“Stigma against mental illness is a scourge with many faces.” Blunt Therapy Blog by Randy Withers, LPC! For additional perspectives on suicide prevention from master level mental health providers visit, 20 Professional Therapists Share Their Thoughts on Suicide! In collaboration with Luis Posso, an Outreach Specialist from DrugRehab.com, Deskraven is now offering guides on depression and suicide prevention to its readers. For more information on understanding the perils of addiction visit, Substance Abuse and Suicide: A Guide to Understanding the Connection and Reducing Risk! In addition, for a comprehensive depression resource guide from their sister project at Columbus Recovery Center visit, Dealing with Depression!Good Afternoon Readers, Today I read an out-pouring of depression authored by another blogger that so resonated with me. She described the loneliness, the worthlessness, and the lack of familial support she was experiencing. She was expressing fear for losing her job after repetitive no call-no shows. She described the inability to get out of bed and the love of her husband. It all sounded so familiar.
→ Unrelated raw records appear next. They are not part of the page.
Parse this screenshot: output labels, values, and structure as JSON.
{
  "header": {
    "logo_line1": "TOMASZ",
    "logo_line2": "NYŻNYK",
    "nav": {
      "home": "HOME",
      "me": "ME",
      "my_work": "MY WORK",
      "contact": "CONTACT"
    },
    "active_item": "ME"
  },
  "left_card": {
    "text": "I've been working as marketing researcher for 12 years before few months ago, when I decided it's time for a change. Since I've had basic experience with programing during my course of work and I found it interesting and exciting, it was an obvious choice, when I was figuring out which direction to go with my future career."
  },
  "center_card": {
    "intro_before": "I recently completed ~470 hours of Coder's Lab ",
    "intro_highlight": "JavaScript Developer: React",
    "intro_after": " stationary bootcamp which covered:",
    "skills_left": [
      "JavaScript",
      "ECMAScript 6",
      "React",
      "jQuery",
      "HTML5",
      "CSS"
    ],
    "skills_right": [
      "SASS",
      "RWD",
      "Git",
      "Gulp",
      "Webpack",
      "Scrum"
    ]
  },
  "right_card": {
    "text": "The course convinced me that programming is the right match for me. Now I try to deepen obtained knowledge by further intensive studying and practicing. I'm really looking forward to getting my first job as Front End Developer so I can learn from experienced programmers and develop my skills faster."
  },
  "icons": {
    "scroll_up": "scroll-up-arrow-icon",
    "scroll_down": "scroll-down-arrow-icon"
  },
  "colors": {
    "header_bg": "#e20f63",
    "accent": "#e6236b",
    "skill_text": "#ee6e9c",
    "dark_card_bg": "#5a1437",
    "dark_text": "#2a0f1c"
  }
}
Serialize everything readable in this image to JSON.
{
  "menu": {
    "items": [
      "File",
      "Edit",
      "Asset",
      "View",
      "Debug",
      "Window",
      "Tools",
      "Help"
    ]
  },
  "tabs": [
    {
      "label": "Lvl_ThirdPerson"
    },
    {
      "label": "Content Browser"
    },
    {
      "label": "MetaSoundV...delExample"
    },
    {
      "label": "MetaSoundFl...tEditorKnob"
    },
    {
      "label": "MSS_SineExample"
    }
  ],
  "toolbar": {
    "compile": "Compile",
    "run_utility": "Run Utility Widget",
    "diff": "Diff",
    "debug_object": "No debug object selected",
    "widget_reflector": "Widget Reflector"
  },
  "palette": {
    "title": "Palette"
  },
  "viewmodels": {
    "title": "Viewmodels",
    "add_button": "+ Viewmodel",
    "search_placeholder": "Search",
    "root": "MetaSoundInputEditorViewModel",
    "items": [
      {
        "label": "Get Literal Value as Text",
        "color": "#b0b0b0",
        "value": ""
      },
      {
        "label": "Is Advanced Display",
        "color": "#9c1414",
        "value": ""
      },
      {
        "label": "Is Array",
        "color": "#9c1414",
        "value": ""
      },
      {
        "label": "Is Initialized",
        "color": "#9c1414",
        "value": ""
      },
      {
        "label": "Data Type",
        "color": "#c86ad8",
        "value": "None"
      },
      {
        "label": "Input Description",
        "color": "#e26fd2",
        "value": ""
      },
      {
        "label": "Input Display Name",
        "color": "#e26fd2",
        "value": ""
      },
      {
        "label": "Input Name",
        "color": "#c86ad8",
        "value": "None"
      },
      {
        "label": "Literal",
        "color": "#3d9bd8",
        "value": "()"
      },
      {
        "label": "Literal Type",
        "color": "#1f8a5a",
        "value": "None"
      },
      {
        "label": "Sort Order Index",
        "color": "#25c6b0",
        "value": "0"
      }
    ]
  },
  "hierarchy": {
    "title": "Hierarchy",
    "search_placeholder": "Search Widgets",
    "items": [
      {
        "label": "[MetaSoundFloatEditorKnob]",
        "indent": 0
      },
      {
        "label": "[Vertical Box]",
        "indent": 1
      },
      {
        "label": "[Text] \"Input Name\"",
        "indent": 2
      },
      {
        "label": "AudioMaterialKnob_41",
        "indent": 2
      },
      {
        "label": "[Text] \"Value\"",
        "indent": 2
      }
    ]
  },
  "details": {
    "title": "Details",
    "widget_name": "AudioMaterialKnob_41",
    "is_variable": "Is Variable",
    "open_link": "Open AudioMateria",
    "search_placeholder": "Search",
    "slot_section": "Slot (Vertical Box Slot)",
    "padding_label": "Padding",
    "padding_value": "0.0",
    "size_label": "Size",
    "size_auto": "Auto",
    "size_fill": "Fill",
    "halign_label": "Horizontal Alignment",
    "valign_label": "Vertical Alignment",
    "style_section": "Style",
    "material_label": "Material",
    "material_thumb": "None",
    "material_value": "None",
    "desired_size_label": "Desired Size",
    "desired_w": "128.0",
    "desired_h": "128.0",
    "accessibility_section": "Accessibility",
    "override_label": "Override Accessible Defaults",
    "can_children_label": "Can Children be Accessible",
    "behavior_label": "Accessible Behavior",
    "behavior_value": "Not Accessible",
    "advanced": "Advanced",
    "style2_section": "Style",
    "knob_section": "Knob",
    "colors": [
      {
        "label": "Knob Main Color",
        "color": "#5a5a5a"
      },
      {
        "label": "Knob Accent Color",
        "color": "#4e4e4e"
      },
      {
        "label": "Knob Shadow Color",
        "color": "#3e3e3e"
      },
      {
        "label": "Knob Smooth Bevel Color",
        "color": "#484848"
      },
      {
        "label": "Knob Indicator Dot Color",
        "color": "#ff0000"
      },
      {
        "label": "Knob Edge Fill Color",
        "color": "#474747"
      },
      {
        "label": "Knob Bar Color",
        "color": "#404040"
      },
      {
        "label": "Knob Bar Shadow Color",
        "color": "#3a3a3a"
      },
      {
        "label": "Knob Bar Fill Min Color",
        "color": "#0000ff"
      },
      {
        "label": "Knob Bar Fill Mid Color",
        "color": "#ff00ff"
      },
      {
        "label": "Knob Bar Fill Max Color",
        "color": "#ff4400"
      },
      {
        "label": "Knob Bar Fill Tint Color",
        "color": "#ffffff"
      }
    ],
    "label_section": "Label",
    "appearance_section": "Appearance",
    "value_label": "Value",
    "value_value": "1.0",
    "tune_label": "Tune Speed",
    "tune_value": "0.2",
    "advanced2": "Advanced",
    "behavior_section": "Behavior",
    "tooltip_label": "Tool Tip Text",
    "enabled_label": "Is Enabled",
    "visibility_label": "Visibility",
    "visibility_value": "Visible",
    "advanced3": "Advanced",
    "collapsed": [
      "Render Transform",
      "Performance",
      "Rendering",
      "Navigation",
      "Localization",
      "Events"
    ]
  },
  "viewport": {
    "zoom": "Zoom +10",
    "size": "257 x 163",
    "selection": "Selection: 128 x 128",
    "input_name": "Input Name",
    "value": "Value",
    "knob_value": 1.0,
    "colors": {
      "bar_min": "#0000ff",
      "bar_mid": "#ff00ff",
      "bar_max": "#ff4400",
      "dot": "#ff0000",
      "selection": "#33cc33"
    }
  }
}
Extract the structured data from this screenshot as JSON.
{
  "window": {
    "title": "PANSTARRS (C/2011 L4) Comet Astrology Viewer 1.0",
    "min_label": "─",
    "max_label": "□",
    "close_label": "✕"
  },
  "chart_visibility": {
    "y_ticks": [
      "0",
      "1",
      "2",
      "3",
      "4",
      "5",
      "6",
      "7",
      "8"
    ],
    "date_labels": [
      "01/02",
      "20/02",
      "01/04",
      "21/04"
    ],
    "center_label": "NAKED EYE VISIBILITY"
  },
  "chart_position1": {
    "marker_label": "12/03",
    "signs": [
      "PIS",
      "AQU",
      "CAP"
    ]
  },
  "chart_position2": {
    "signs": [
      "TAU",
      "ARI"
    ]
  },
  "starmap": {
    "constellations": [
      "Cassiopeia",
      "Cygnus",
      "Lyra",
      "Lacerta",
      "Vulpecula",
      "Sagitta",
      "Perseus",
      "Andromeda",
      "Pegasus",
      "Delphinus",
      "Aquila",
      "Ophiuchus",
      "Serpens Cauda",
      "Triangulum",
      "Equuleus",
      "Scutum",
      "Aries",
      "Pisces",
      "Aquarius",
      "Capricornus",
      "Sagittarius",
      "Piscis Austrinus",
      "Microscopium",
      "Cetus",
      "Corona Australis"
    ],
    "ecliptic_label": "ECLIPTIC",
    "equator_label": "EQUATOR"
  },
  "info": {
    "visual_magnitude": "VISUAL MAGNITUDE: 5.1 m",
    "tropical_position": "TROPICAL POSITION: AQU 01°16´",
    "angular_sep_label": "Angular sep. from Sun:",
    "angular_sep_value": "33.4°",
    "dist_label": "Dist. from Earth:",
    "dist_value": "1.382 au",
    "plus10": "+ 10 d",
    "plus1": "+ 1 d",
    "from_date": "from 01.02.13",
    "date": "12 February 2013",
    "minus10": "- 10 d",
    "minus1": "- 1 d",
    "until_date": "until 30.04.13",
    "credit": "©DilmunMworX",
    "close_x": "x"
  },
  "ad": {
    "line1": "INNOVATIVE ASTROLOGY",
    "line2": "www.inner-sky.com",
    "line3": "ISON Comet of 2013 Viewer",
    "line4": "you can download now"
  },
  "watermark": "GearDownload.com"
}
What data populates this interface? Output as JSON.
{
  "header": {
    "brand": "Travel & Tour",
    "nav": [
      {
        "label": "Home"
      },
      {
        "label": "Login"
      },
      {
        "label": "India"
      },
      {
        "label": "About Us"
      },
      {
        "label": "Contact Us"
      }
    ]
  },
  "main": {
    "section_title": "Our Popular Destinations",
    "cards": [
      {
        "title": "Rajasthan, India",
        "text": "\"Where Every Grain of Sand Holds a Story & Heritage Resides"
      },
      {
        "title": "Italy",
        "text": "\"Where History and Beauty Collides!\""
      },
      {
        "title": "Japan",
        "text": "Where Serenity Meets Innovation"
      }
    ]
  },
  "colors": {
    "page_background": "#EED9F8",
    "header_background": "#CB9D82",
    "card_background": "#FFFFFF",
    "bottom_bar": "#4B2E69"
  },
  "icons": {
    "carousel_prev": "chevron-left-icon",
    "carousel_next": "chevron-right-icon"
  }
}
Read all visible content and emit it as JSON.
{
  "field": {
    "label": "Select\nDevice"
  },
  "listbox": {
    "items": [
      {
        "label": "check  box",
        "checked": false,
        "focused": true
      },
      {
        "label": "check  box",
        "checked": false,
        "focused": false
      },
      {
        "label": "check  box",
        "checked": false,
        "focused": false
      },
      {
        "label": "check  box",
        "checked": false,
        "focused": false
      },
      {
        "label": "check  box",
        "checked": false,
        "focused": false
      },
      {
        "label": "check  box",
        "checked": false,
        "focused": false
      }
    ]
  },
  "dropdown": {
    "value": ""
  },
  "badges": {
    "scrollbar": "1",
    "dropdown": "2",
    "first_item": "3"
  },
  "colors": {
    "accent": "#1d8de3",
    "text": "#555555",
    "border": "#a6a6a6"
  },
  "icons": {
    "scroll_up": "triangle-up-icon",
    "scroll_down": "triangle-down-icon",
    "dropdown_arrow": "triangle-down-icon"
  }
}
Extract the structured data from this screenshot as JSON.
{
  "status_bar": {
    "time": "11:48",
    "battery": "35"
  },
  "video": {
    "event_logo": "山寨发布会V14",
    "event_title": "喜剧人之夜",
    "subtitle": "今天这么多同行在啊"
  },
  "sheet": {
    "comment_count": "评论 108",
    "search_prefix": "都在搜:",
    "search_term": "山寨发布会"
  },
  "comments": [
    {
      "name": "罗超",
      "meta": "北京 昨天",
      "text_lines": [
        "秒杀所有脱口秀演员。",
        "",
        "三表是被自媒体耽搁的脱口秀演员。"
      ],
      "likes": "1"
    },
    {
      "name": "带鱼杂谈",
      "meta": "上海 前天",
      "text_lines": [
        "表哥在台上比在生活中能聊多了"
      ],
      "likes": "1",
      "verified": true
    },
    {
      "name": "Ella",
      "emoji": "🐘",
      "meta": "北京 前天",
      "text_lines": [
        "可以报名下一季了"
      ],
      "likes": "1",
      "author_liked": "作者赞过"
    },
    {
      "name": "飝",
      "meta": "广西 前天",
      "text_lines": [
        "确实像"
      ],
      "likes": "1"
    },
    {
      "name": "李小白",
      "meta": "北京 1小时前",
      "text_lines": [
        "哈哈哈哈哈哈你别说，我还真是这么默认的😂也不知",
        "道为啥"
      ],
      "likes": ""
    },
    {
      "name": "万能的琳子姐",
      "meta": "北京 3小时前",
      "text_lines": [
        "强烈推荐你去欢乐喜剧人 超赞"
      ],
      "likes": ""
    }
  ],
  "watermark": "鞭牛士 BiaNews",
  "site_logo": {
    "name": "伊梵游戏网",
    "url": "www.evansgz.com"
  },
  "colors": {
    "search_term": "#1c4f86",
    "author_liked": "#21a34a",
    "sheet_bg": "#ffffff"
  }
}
It reminded me next of a comment I read elsewhere that proclaimed concern for mental illness becoming a trend, or an excuse for poor behavior. When suddenly it all came together in one final thought: Who on earth would ever choose this? While depression is fairly common, it can manifest itself in many ways creating trenches of misunderstanding even among its sufferers. I will use myself as an example. I have Bipolar Disorder. Bipolar Depression is not the same as Unipolar Depression. What’s more, I do not experience typical manic depressive mood swings. I experience mixed states. In a mixed episode, symptoms of both mania and depression exist simultaneously. For me, depression may present itself in the classic form of fatigue, grief, loss of interest, and suicidal thoughts – OR – it may present as irritability, agitation, anger, guilt or rage. I believe this variability is why I went misdiagnosed for a decade, and why stigma continues to thrive. Mixed episodes are markedly difficult to spot and stigma finds fuel in misinformation. We fear what we do not understand, and remain a generally discriminating species as a result. I have to bully myself every morning to do what I need to, and cry through it more often than not. I suffer from irrational fears and false beliefs. Under extreme stress I hallucinate, have panic attacks and nightmares. I have considerable mood swings, paranoia, and insomnia. I have chronic pain, flashbacks, and anxiety so severe it changes my vitals. If you think this is trendy, then perhaps you should see a doctor yourself. Perhaps the concept that one should “snap out of it” or “get over it” has been addressed by the rising mental health awareness in recent years. Perhaps the number of diagnoses have increased because our detection has improved, and we now know the importance of early intervention. The truth is, mental illness is not a trend or an excuse. It is a valid medical condition that responds to treatment. Have you ever been marginalized because of mental illness? **If you’re a mental health survivor or mental health provider and want to tell your story – please email me at email@example.com!** For more excellent insight and entertainment through a collaborative approach to all things mental health, including a guest post from yours truly, visit the